Welcome to C.H.R.O.M.E.


You have to hand it to Avalanche Software; they know how to get the most out of a license. I was a major fan of Toy Story 3, particularly Toybox Mode, which managed to perfectly capture the fun of playing with toys in an open world game. Although they aren’t revisiting the open world concept with Cars 2: The Video Game, Avalanche once again seems to have the franchise’s core concept figured out.

It would have been incredibly easy to take Cars 2 and build either a crummy platformer or racing title out of the license. That was the story with the previous Cars game. Instead, Cars 2 takes one of the film’s key story points – the spy theme – and builds it into an incredibly fun, fast-paced kart racing title.

The single-player campaign is actually more of a sequel to the movie than a scene-for-scene adaptation. The game features 20 characters from the films, such as Lightning McQueen and Mater, as well as Finn McMissle and Holly Shiftwell, as they train in the command center for the spy agency, C.H.R.O.M.E. (Command Headquarters for Recon Operations and Motorized Espionage).

The single-player campaign wasn't available on the show floor, but Disney’s booth was rocking with four-player matches in two of the game’s multiplayer modes, which is a big focus. Gameplay is more than a little reminiscent of Split/Second based on the sense of speed. The tracks also have the same sense of style, with lots of brightly colored set pieces sticking out, such as airplanes taking off and landing near the track. Races take place all over the world, including Japan and Italy.

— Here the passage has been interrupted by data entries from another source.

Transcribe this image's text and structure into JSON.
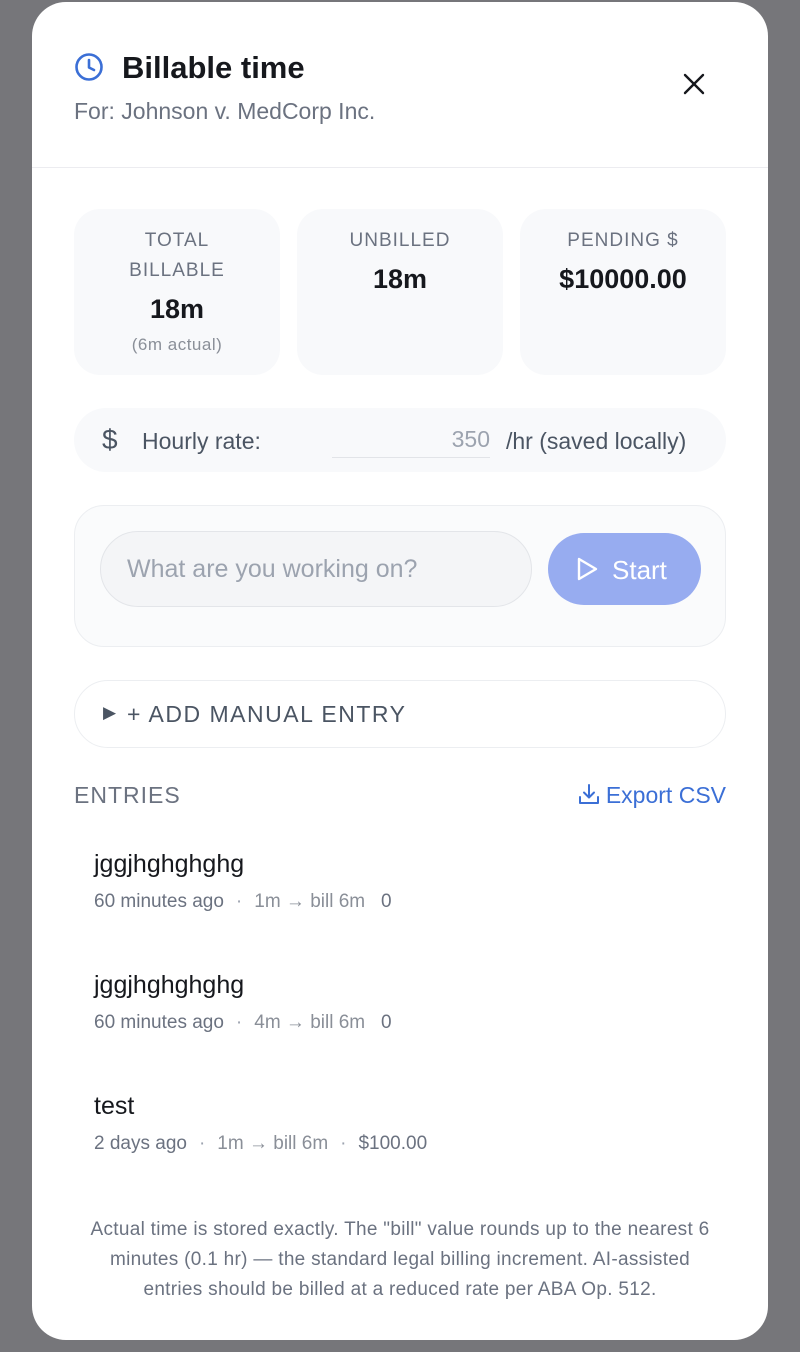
{
  "header": {
    "icon": "clock-icon",
    "title": "Billable time",
    "subtitle": "For: Johnson v. MedCorp Inc.",
    "accent_color": "#3b6fd6"
  },
  "stats": [
    {
      "label": "TOTAL BILLABLE",
      "value": "18m",
      "sub": "(6m actual)"
    },
    {
      "label": "UNBILLED",
      "value": "18m",
      "sub": ""
    },
    {
      "label": "PENDING $",
      "value": "$10000.00",
      "sub": ""
    }
  ],
  "rate": {
    "icon": "dollar-icon",
    "label": "Hourly rate:",
    "value": "350",
    "suffix": "/hr (saved locally)"
  },
  "timer": {
    "placeholder": "What are you working on?",
    "start_label": "Start",
    "start_color": "#97acf0"
  },
  "manual_entry": {
    "label": "+ ADD MANUAL ENTRY"
  },
  "entries_section": {
    "heading": "ENTRIES",
    "export_label": "Export CSV"
  },
  "entries": [
    {
      "title": "jggjhghghghg",
      "time": "60 minutes ago",
      "duration": "1m → bill 6m",
      "amount": "0"
    },
    {
      "title": "jggjhghghghg",
      "time": "60 minutes ago",
      "duration": "4m → bill 6m",
      "amount": "0"
    },
    {
      "title": "test",
      "time": "2 days ago",
      "duration": "1m → bill 6m",
      "amount": "$100.00"
    }
  ],
  "footnote": "Actual time is stored exactly. The \"bill\" value rounds up to the nearest 6 minutes (0.1 hr) — the standard legal billing increment. AI-assisted entries should be billed at a reduced rate per ABA Op. 512."
}
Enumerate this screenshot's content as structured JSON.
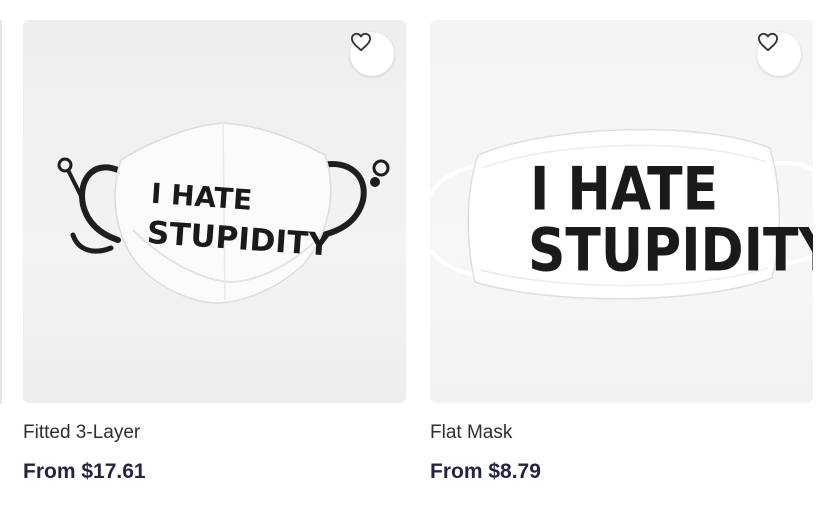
{
  "products": [
    {
      "name": "Fitted 3-Layer",
      "price": "From $17.61",
      "print_line1": "I HATE",
      "print_line2": "STUPIDITY"
    },
    {
      "name": "Flat Mask",
      "price": "From $8.79",
      "print_line1": "I HATE",
      "print_line2": "STUPIDITY"
    }
  ],
  "icons": {
    "favorite": "heart-outline-icon"
  },
  "colors": {
    "title_text": "#2d2d3c",
    "price_text": "#24244a"
  }
}
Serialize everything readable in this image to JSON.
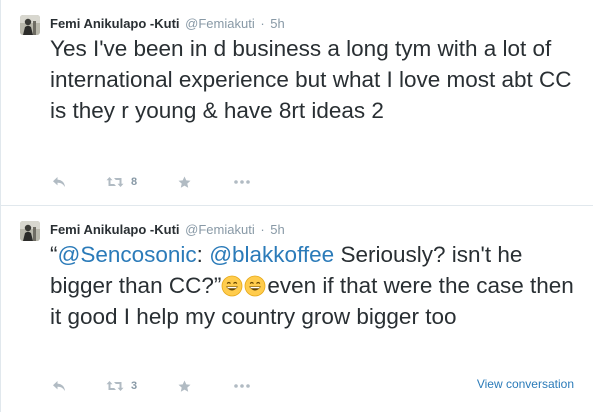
{
  "tweets": [
    {
      "author": {
        "name": "Femi Anikulapo -Kuti",
        "handle": "@Femiakuti"
      },
      "separator": "·",
      "time": "5h",
      "text": "Yes I've been in d business a long tym with a lot of international experience but what I love most abt CC is they r young & have 8rt ideas 2",
      "retweet_count": "8",
      "favorite_count": ""
    },
    {
      "author": {
        "name": "Femi Anikulapo -Kuti",
        "handle": "@Femiakuti"
      },
      "separator": "·",
      "time": "5h",
      "text_parts": {
        "open_quote": "“",
        "mention1": "@Sencosonic",
        "colon": ": ",
        "mention2": "@blakkoffee",
        "quoted": " Seriously? isn't he bigger than CC?”",
        "rest": "even if that were the case then it good I help my country grow bigger too"
      },
      "emojis": [
        "grinning-face-emoji",
        "grinning-face-emoji"
      ],
      "retweet_count": "3",
      "favorite_count": "",
      "view_conversation_label": "View conversation"
    }
  ],
  "icons": {
    "reply": "reply-icon",
    "retweet": "retweet-icon",
    "favorite": "star-icon",
    "more": "more-icon"
  },
  "colors": {
    "link": "#2b7bb9",
    "text": "#292f33",
    "muted": "#8899a6",
    "icon": "#b1bbc3",
    "divider": "#e1e8ed"
  }
}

Multiplayer matches are split between multiple modes. I was able to play through two of the game’s main match types, Battle Race and an arena match. Battle Race is similar to most kart games; you race around the track and jockey for position while blasting opponents with weapons. The selection of weapons includes missiles, as well as oil slicks and machine guns. Avalanche is having fun with the film’s spy theme, and it shows. Races are designed to appeal to both casual and veteran players. It’s easy to quickly grasp the concept behind the game – win – but Avalanche went a little further by introducing tricks. With the flick of a stick, characters can go up on two wheels or flip around and drive the track in reverse (allowing you to blast enemies behind you).

Arena matches are free-for-all matches where you drive around a small map and attempt to knock your opponent out. It’s simple fun, but also a bit of a challenge if you underestimate your opponent. Cars 2 may look like a kids' game, and though it is certainly accessible, our matches were a bit cutthroat (and a lot of fun).

The game will also include a few other match types, including two co-op games. In one, you’ll team up with a friend and chase down enemy cars on the track, while in the other you’ll take on waves of enemies similar to Horde Mode in Gears of War.

Similar to Toy Story 3, Avalanche is working closely with Pixar in order to make sure Cars 2 lives up to the company’s legacy and make sure everything stays true to the franchise. This includes importing the actual model data from the film into the game. The quality shows too. Characters are bursting with personality.

Cars 2 is aimed directly at family playtime, though like Toy Story 3, there’s something for everyone here. Matches were filled with smiles and laughter, which is a big deal considering stressed, worn-out demeanor E3 brings out in attendees.

Cars 2: The Video Game comes out on June 21 for PlayStation 3, Xbox 360, Wii, DS and PC.